Such a change would represent a reversal of course for major international companies, potentially transforming the way that many of the world's industrial giants have functioned for the past two decades. Whereas companies used to run separate operations in many countries, each serving a given national market, in the 1980s multinational corporations started to run their affairs with diminishing attention to national borders. Today, a single plant or research center will often take worldwide responsibility for a particular product or business area. And whereas factories once manufactured their own components or purchased them nearby, now even some small plants have supply lines that stretch across the globe. Almost every manufacturer, from your local maker of wedding dresses to Boeing and Caterpillar, is a global company, because its production relies critically on parts or other inputs made or designed outside its home country.

The globalization of manufacturing is responsible for much of the boom in international trade over the past two decades. Around half of the maritime shipping containers that arrive in the Los Angeles and New Jersey ports, for example, contain not products for retail sale but "intermediate goods," products partially manufactured in one location and destined for further processing somewhere else. Similarly, a large proportion of airfreight consists of high-value components, such as semiconductors and optical lasers, rather than finished consumer goods.


BP sues Cameron and Deepwater Horizon owner Transocean


An inquiry found the blowout preventer had snagged on a piece of drill pipe

BP is suing Transocean, the owner of the oil rig that exploded in the Gulf of Mexico last year, for $40bn (£24.37bn) in damages.

BP said safety systems on Transocean's Deepwater Horizon rig had failed.

Separately, BP also sued the maker of the rig's blowout preventer, alleging the device failed to stop the huge oil spill that followed the explosion.


Two photojournalists killed in Libyan city of Misrata

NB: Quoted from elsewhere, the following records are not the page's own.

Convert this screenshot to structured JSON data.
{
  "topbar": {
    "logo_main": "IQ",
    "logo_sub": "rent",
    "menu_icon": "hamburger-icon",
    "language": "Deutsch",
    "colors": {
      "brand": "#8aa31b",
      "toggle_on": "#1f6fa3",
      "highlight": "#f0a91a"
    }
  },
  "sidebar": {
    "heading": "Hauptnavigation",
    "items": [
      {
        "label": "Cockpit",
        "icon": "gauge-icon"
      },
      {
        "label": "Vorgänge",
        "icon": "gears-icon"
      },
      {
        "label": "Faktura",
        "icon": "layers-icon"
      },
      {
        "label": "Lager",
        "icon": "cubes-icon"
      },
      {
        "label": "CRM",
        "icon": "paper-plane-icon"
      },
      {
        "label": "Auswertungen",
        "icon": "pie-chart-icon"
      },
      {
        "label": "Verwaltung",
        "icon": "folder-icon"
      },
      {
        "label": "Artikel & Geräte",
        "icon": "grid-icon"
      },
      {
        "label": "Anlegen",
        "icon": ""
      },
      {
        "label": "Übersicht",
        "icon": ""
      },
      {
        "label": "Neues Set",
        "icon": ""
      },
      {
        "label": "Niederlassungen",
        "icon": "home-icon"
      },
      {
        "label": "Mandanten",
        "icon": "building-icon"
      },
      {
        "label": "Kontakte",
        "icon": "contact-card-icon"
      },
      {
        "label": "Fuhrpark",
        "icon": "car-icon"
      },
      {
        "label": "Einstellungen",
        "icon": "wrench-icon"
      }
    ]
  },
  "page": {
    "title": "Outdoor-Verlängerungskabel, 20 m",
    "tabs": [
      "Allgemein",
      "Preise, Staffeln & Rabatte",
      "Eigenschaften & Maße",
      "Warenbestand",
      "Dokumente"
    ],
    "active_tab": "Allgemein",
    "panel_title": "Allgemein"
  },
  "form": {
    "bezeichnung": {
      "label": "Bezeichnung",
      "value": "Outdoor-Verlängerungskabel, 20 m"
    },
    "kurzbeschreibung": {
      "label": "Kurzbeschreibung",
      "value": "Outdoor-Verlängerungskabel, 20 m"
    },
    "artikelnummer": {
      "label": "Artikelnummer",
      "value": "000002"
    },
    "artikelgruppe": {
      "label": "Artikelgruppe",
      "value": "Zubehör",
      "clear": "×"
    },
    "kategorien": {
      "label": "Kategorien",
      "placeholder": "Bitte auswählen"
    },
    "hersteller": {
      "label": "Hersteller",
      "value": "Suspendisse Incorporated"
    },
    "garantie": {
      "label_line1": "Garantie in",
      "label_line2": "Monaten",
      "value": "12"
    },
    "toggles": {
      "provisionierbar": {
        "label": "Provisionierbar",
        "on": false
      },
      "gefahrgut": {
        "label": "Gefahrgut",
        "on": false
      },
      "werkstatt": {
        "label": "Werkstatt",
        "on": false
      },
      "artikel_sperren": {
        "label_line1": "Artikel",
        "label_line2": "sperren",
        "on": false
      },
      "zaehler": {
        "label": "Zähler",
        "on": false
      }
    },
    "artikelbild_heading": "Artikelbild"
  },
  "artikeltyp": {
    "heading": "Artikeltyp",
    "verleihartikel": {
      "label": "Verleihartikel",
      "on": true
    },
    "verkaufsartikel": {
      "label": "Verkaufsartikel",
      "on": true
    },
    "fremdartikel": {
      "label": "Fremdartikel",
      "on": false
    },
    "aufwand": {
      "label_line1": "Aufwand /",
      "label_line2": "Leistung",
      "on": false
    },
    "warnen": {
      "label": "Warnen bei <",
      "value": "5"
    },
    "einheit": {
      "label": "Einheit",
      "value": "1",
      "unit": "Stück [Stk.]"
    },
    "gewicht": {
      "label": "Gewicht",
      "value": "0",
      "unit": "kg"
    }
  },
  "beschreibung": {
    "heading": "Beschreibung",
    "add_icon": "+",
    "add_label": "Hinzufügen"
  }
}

Mr Hetherington was best known for his award-winning work in Afghanistan

Two award-winning photographers have been killed while covering the conflict in the Libyan city of Misrata.

Briton Tim Hetherington, 40, is said to have been killed in a rocket-propelled grenade attack.

US photographer Chris Hondros, 41, was also killed, and two others, including Briton Guy Martin, were injured.

Mr Hetherington co-directed the Oscar-nominated war documentary Restrepo. Mr Hondros won the Robert Capa Gold Medal for war photography.


The JFK-UFO Connection: Bogus Documents or Unanswered Questions?

Do you like a good UFO detective story? Well, here's one for you. And it's ongoing, so we don't yet know the ending. It involves President John F. Kennedy's interest in UFOs shortly before his death and an allegation that he may have angered officials in his administration when he asked for information on the subject.

Recently, the FBI opened a new website, "The Vault," that lets you view a variety of documents, including those regarding UFOs. I looked into one document that appears to include a phony UFO story and mentioned how important it is to be extremely careful when looking at UFO documents and how it's critical to know the background of this information.

"As you must know, Lancer has made some inquiries regarding our activities, which we cannot allow. Please submit your views no later than October. Your action to this matter is critical to the continuance of the group."


Breitbart accuses MSNBC of being controlled by Soros, Podesta, Ayers and Media Matters

In a contentious interview with MSNBC's Martin Bashir Wednesday, Andrew Breitbart accused the network of being controlled by George Soros, John Podesta, Bill Ayers and Media Matters' Eric Boehlert.

Breitbart also admitted during the interview that he had not watched the entire Shirley Sherrod tape before posting it to his website.

Watch this video from MSNBC's Martin Bashir, broadcast April 20, 2011.